- _Available data_:

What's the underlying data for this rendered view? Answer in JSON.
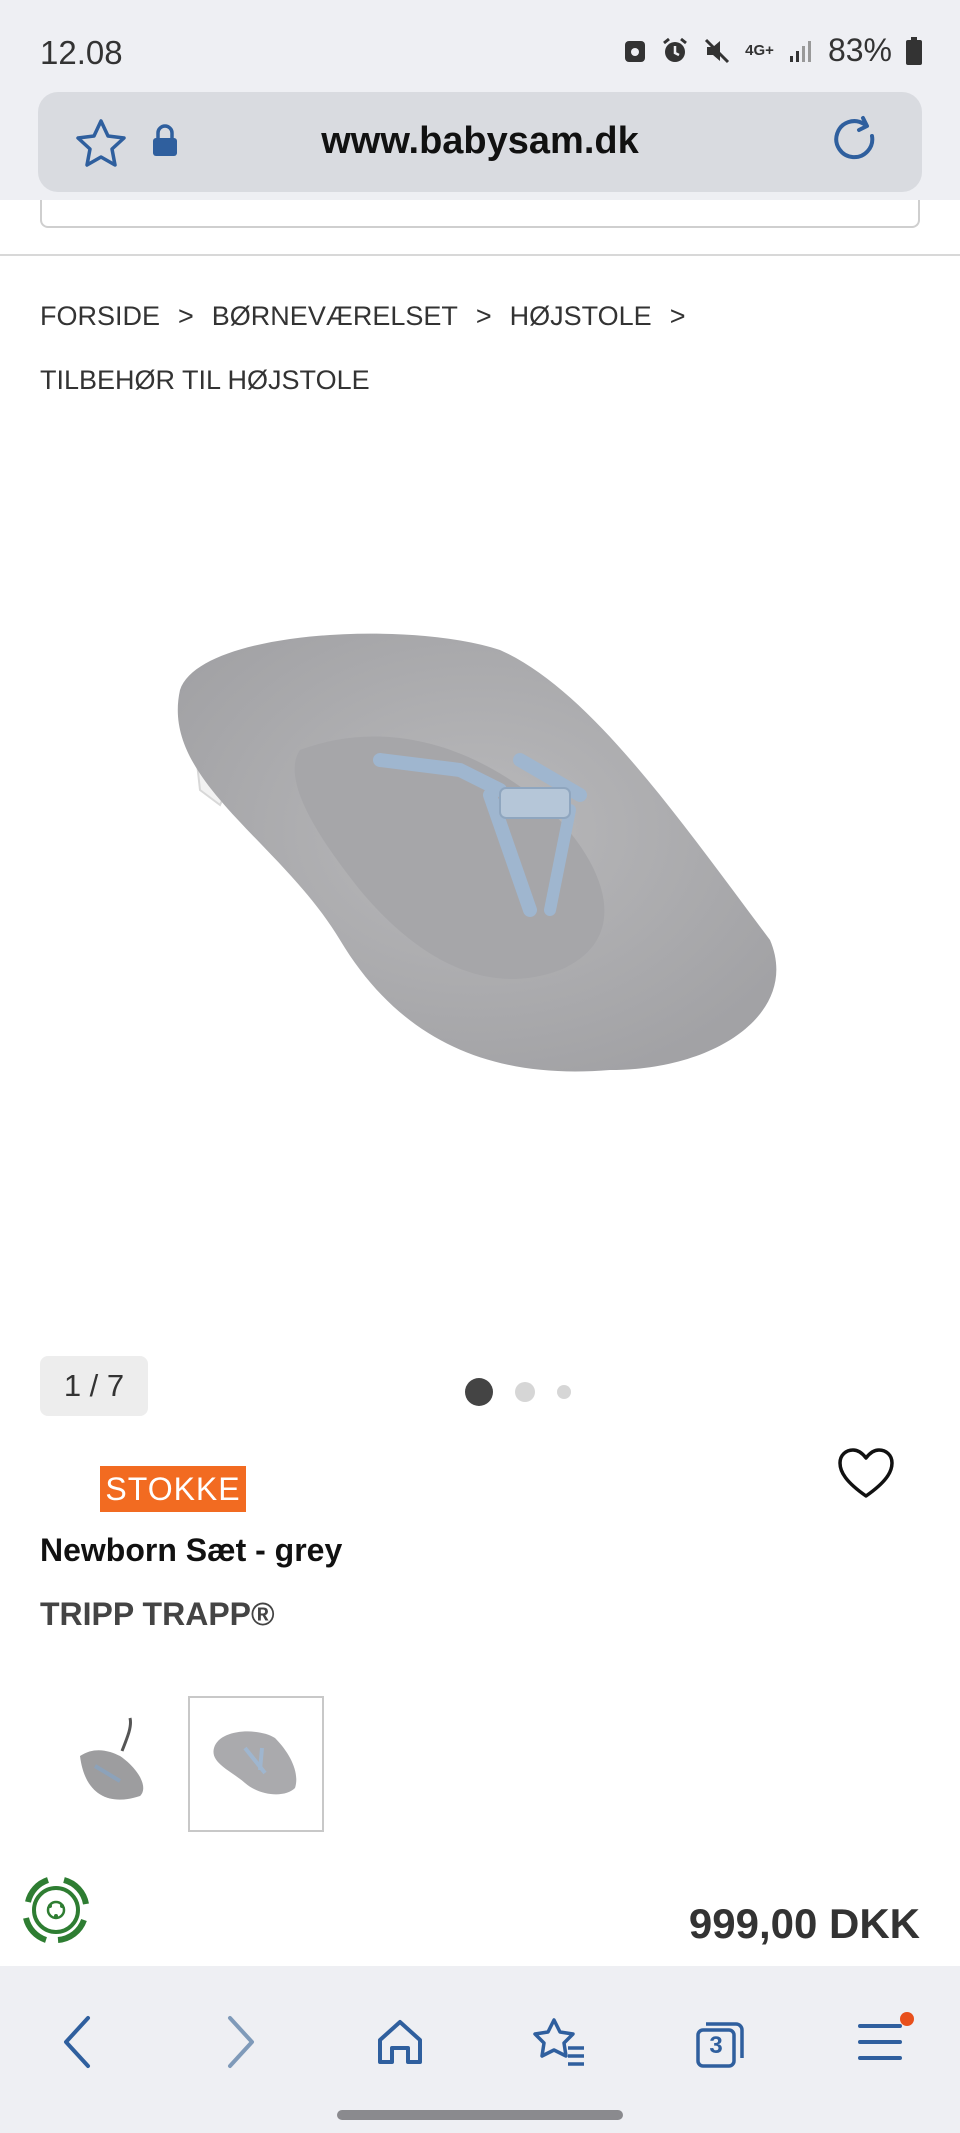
{
  "status_bar": {
    "time": "12.08",
    "battery": "83%",
    "network": "4G+"
  },
  "browser": {
    "url": "www.babysam.dk",
    "tab_count": "3"
  },
  "breadcrumb": {
    "items": [
      "FORSIDE",
      "BØRNEVÆRELSET",
      "HØJSTOLE",
      "TILBEHØR TIL HØJSTOLE"
    ],
    "separator": ">"
  },
  "gallery": {
    "counter": "1 / 7",
    "dot_count": 3,
    "active_dot": 0
  },
  "product": {
    "brand": "STOKKE",
    "title": "Newborn Sæt - grey",
    "subtitle": "TRIPP TRAPP®",
    "price": "999,00 DKK"
  },
  "colors": {
    "accent_blue": "#2f5f9e",
    "brand_orange": "#f26b21",
    "eco_green": "#2e7d32",
    "notification_dot": "#e8501c"
  }
}
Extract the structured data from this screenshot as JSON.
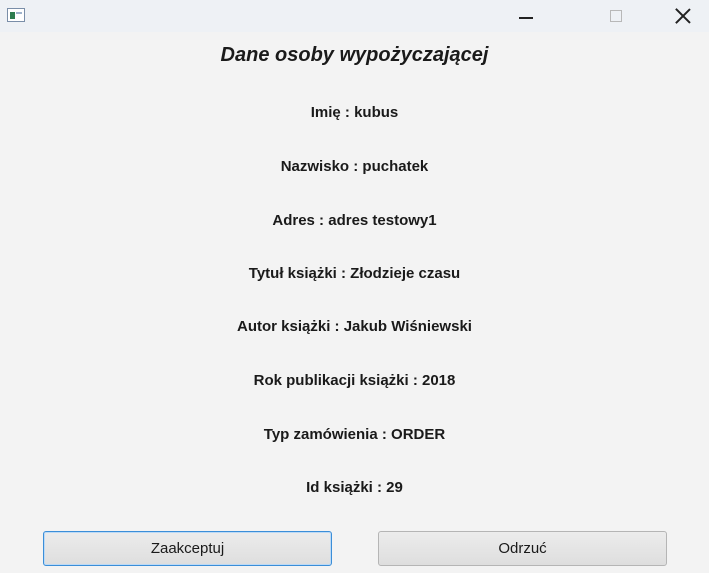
{
  "window": {
    "controls": {
      "minimize_icon": "minimize-icon",
      "maximize_icon": "maximize-icon",
      "close_icon": "close-icon"
    }
  },
  "form": {
    "heading": "Dane osoby wypożyczającej",
    "fields": [
      {
        "label": "Imię",
        "value": "kubus",
        "text": "Imię : kubus"
      },
      {
        "label": "Nazwisko",
        "value": "puchatek",
        "text": "Nazwisko : puchatek"
      },
      {
        "label": "Adres",
        "value": "adres testowy1",
        "text": "Adres : adres testowy1"
      },
      {
        "label": "Tytuł książki",
        "value": "Złodzieje czasu",
        "text": "Tytuł książki : Złodzieje czasu"
      },
      {
        "label": "Autor książki",
        "value": "Jakub Wiśniewski",
        "text": "Autor książki : Jakub Wiśniewski"
      },
      {
        "label": "Rok publikacji książki",
        "value": "2018",
        "text": "Rok publikacji książki : 2018"
      },
      {
        "label": "Typ zamówienia",
        "value": "ORDER",
        "text": "Typ zamówienia : ORDER"
      },
      {
        "label": "Id książki",
        "value": "29",
        "text": "Id książki : 29"
      }
    ]
  },
  "buttons": {
    "accept_label": "Zaakceptuj",
    "reject_label": "Odrzuć"
  },
  "colors": {
    "background": "#f3f3f3",
    "titlebar": "#eef1f5",
    "focus_border": "#3b8ed8"
  }
}
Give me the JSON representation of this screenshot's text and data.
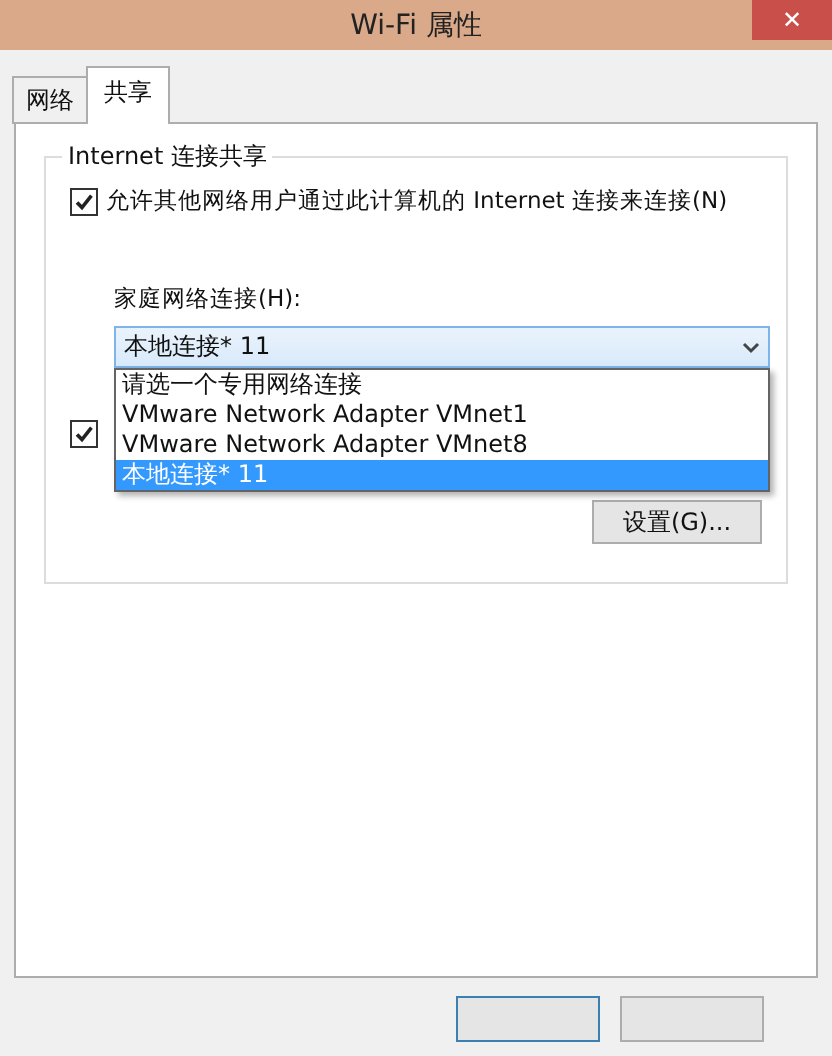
{
  "window": {
    "title": "Wi-Fi 属性",
    "close": "✕"
  },
  "tabs": [
    {
      "label": "网络",
      "selected": false
    },
    {
      "label": "共享",
      "selected": true
    }
  ],
  "group": {
    "title": "Internet 连接共享",
    "allow_sharing": {
      "label": "允许其他网络用户通过此计算机的 Internet 连接来连接(N)",
      "checked": true
    },
    "home_network": {
      "label": "家庭网络连接(H):",
      "value": "本地连接* 11",
      "expanded": true,
      "options": [
        {
          "label": "请选一个专用网络连接",
          "selected": false
        },
        {
          "label": "VMware Network Adapter VMnet1",
          "selected": false
        },
        {
          "label": "VMware Network Adapter VMnet8",
          "selected": false
        },
        {
          "label": "本地连接* 11",
          "selected": true
        }
      ]
    },
    "allow_control": {
      "checked": true
    },
    "settings_button": "设置(G)..."
  },
  "footer_buttons": [
    {
      "kind": "default"
    },
    {
      "kind": "normal"
    }
  ]
}
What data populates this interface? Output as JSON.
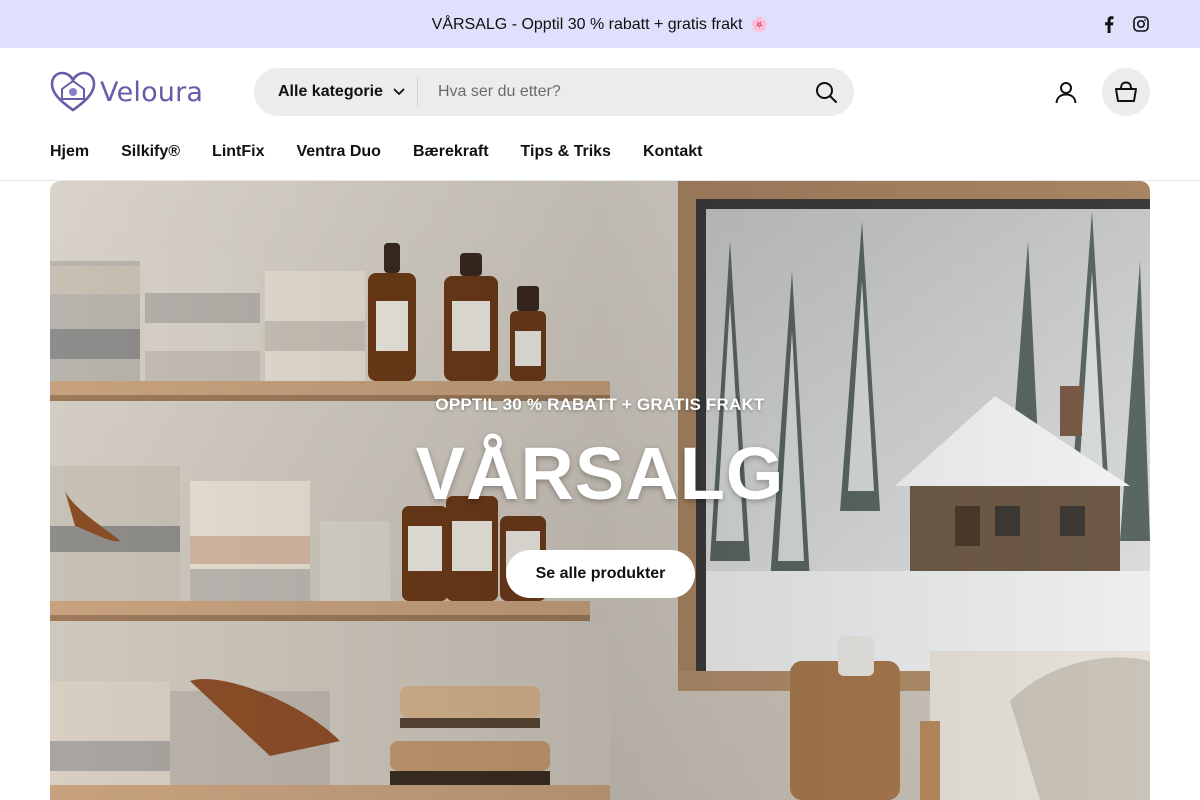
{
  "announcement": {
    "text": "VÅRSALG - Opptil 30 % rabatt + gratis frakt",
    "emoji": "🌸"
  },
  "social": {
    "icons": [
      "facebook-icon",
      "instagram-icon"
    ]
  },
  "brand": {
    "name": "Veloura",
    "accent_color": "#6a5aa8"
  },
  "search": {
    "category_label": "Alle kategorie",
    "placeholder": "Hva ser du etter?"
  },
  "nav": {
    "items": [
      "Hjem",
      "Silkify®",
      "LintFix",
      "Ventra Duo",
      "Bærekraft",
      "Tips & Triks",
      "Kontakt"
    ]
  },
  "hero": {
    "subtitle": "OPPTIL 30 % RABATT + GRATIS FRAKT",
    "title": "VÅRSALG",
    "button_label": "Se alle produkter"
  },
  "colors": {
    "announcement_bg": "#dfe0fb",
    "search_bg": "#ececec"
  }
}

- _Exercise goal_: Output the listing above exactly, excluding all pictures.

- _Your response_:
What's the underlying data for this rendered view? Answer in JSON.
{
  "status_bar": {
    "time": "12.08",
    "battery": "83%",
    "network": "4G+"
  },
  "browser": {
    "url": "www.babysam.dk",
    "tab_count": "3"
  },
  "breadcrumb": {
    "items": [
      "FORSIDE",
      "BØRNEVÆRELSET",
      "HØJSTOLE",
      "TILBEHØR TIL HØJSTOLE"
    ],
    "separator": ">"
  },
  "gallery": {
    "counter": "1 / 7",
    "dot_count": 3,
    "active_dot": 0
  },
  "product": {
    "brand": "STOKKE",
    "title": "Newborn Sæt - grey",
    "subtitle": "TRIPP TRAPP®",
    "price": "999,00 DKK"
  },
  "colors": {
    "accent_blue": "#2f5f9e",
    "brand_orange": "#f26b21",
    "eco_green": "#2e7d32",
    "notification_dot": "#e8501c"
  }
}
Extract the structured data from this screenshot as JSON.
{
  "window": {
    "controls": {
      "minimize_icon": "minimize-icon",
      "maximize_icon": "maximize-icon",
      "close_icon": "close-icon"
    }
  },
  "form": {
    "heading": "Dane osoby wypożyczającej",
    "fields": [
      {
        "label": "Imię",
        "value": "kubus",
        "text": "Imię : kubus"
      },
      {
        "label": "Nazwisko",
        "value": "puchatek",
        "text": "Nazwisko : puchatek"
      },
      {
        "label": "Adres",
        "value": "adres testowy1",
        "text": "Adres : adres testowy1"
      },
      {
        "label": "Tytuł książki",
        "value": "Złodzieje czasu",
        "text": "Tytuł książki : Złodzieje czasu"
      },
      {
        "label": "Autor książki",
        "value": "Jakub Wiśniewski",
        "text": "Autor książki : Jakub Wiśniewski"
      },
      {
        "label": "Rok publikacji książki",
        "value": "2018",
        "text": "Rok publikacji książki : 2018"
      },
      {
        "label": "Typ zamówienia",
        "value": "ORDER",
        "text": "Typ zamówienia : ORDER"
      },
      {
        "label": "Id książki",
        "value": "29",
        "text": "Id książki : 29"
      }
    ]
  },
  "buttons": {
    "accept_label": "Zaakceptuj",
    "reject_label": "Odrzuć"
  },
  "colors": {
    "background": "#f3f3f3",
    "titlebar": "#eef1f5",
    "focus_border": "#3b8ed8"
  }
}
Give me the JSON representation of this screenshot's text and data.
{
  "window": {
    "title": "Wi-Fi 属性",
    "close": "✕"
  },
  "tabs": [
    {
      "label": "网络",
      "selected": false
    },
    {
      "label": "共享",
      "selected": true
    }
  ],
  "group": {
    "title": "Internet 连接共享",
    "allow_sharing": {
      "label": "允许其他网络用户通过此计算机的 Internet 连接来连接(N)",
      "checked": true
    },
    "home_network": {
      "label": "家庭网络连接(H):",
      "value": "本地连接* 11",
      "expanded": true,
      "options": [
        {
          "label": "请选一个专用网络连接",
          "selected": false
        },
        {
          "label": "VMware Network Adapter VMnet1",
          "selected": false
        },
        {
          "label": "VMware Network Adapter VMnet8",
          "selected": false
        },
        {
          "label": "本地连接* 11",
          "selected": true
        }
      ]
    },
    "allow_control": {
      "checked": true
    },
    "settings_button": "设置(G)..."
  },
  "footer_buttons": [
    {
      "kind": "default"
    },
    {
      "kind": "normal"
    }
  ]
}
What data populates this interface? Output as JSON.
{
  "announcement": {
    "text": "VÅRSALG - Opptil 30 % rabatt + gratis frakt",
    "emoji": "🌸"
  },
  "social": {
    "icons": [
      "facebook-icon",
      "instagram-icon"
    ]
  },
  "brand": {
    "name": "Veloura",
    "accent_color": "#6a5aa8"
  },
  "search": {
    "category_label": "Alle kategorie",
    "placeholder": "Hva ser du etter?"
  },
  "nav": {
    "items": [
      "Hjem",
      "Silkify®",
      "LintFix",
      "Ventra Duo",
      "Bærekraft",
      "Tips & Triks",
      "Kontakt"
    ]
  },
  "hero": {
    "subtitle": "OPPTIL 30 % RABATT + GRATIS FRAKT",
    "title": "VÅRSALG",
    "button_label": "Se alle produkter"
  },
  "colors": {
    "announcement_bg": "#dfe0fb",
    "search_bg": "#ececec"
  }
}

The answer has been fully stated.